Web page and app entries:
┄┄┄┄┄┄

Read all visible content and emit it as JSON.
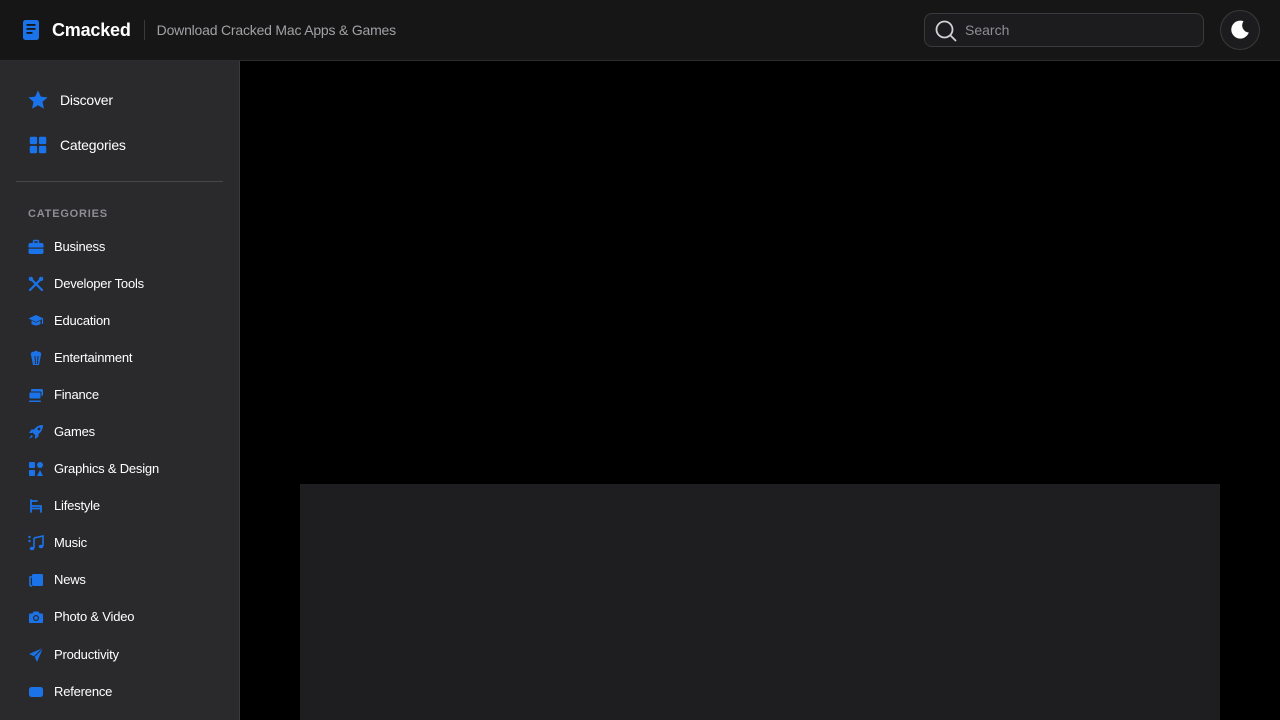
{
  "header": {
    "brand_name": "Cmacked",
    "tagline": "Download Cracked Mac Apps & Games",
    "search_placeholder": "Search",
    "theme_toggle_icon": "moon-icon"
  },
  "colors": {
    "accent": "#1a73e8",
    "topbar_bg": "#161616",
    "sidebar_bg": "#2a2a2d",
    "main_bg": "#000000",
    "card_bg": "#1e1e21"
  },
  "sidebar": {
    "nav": [
      {
        "label": "Discover",
        "icon": "star-icon"
      },
      {
        "label": "Categories",
        "icon": "grid-icon"
      }
    ],
    "heading": "CATEGORIES",
    "categories": [
      {
        "label": "Business",
        "icon": "briefcase-icon"
      },
      {
        "label": "Developer Tools",
        "icon": "tools-icon"
      },
      {
        "label": "Education",
        "icon": "graduation-cap-icon"
      },
      {
        "label": "Entertainment",
        "icon": "popcorn-icon"
      },
      {
        "label": "Finance",
        "icon": "money-icon"
      },
      {
        "label": "Games",
        "icon": "rocket-icon"
      },
      {
        "label": "Graphics & Design",
        "icon": "shapes-icon"
      },
      {
        "label": "Lifestyle",
        "icon": "chair-icon"
      },
      {
        "label": "Music",
        "icon": "music-icon"
      },
      {
        "label": "News",
        "icon": "newspaper-icon"
      },
      {
        "label": "Photo & Video",
        "icon": "camera-icon"
      },
      {
        "label": "Productivity",
        "icon": "paper-plane-icon"
      },
      {
        "label": "Reference",
        "icon": "book-icon"
      }
    ]
  }
}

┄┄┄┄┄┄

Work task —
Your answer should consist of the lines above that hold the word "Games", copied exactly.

Written solution —
    "tagline": "Download Cracked Mac Apps & Games",
        "label": "Games",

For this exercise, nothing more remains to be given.